Debbie Laskey is my trusted resource for expert advice on marketing, customer service and leadership. I've had the honor of featuring her on my blog in the past. And, today, Debbie shares her keen insights on  the importance of employee engagement . As background, Debbie has nearly 20 years of marketing experience and an MBA Degree. She developed her marketing expertise while working in the high-tech industry, the Consumer Marketing Department at Disneyland Paris in France, the nonprofit arena, and the insurance industry.  How do you define employee engagement? Debbie : Erika Andersen (@erikaandersen on Twitter), author and leadership expert, defined employee engagement in a post for  Forbes , and it has stuck with me:   “If a company’s focus is ‘How can we give our customers what they want,’ then that company needs great employees to come up with the ideas, to make the great products, to interact with the customers. Employees aren’t a begrudged necessity in that kind of company –

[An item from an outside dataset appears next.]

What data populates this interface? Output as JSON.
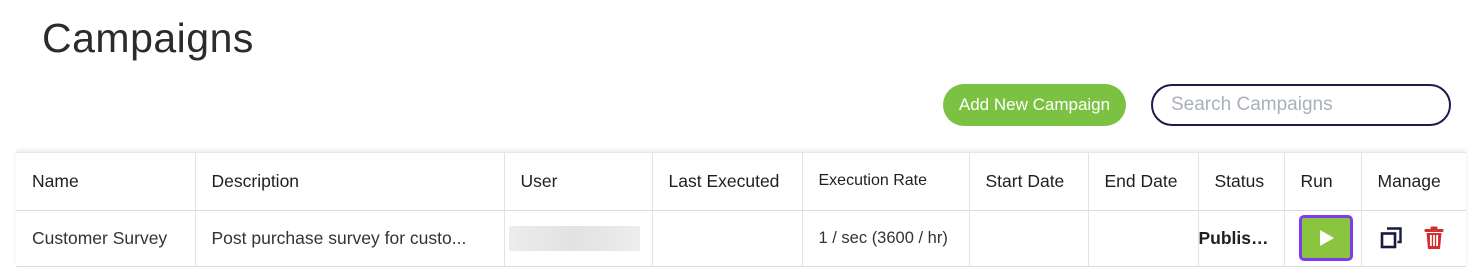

The Seven Roles Of Being A Collaborative Leader

  Edward M. Marshall 's book,  Transforming The Way We Work -- The Power Of The Collaborative Workplace , remains relevant today, more than a decade after Marshall wrote it. Particularly useful is the book's section that teaches readers how to be a collaborative leader . Marshall says that there are  seven different, important roles and responsibilities of collaborative leaders when leading teams , and those leaders should select the appropriate style to meet the team's needs. The seven roles are : The leader as sponsor  -- You provide strategic direction, boundaries and coaching for the team. You also monitor progress and ensure integrity in the team's operating processes. The leader as facilitator  -- You ensure that meetings, team dynamics, and interpersonal relationships function effectively. You also ensure internal coordination of activities among team members. The leader as coach  -- You provide support and guidance and you serve as a sounding board. The leader a

How To Be A High Performing Team

According to  Ron Ricci  and  Carl Wiese , authors of the book,  The Collaboration Imperative , high-performing teams have the following characteristics: People have solid and deep trust in each other and in the team's purpose--they feel free to express feelings and ideas. Everybody is working toward the same goals. Team members are clear on how to work together and how to accomplish tasks. Everyone understands both team and individual performance goals and knows what is expected. Team members actively diffuse tension and friction in a relaxed and informal atmosphere. The team engages in extensive discussion, and everyone gets a chance to contribute--even the introverts. Disagreement is viewed as a good thing and conflicts are managed.  Criticism is constructive and is oriented toward problem solving and removing obstacles. The team makes decisions when there is natural agreement--in the cases where agreement is elusive, a decision is made by the team lead or executive sponsor, aft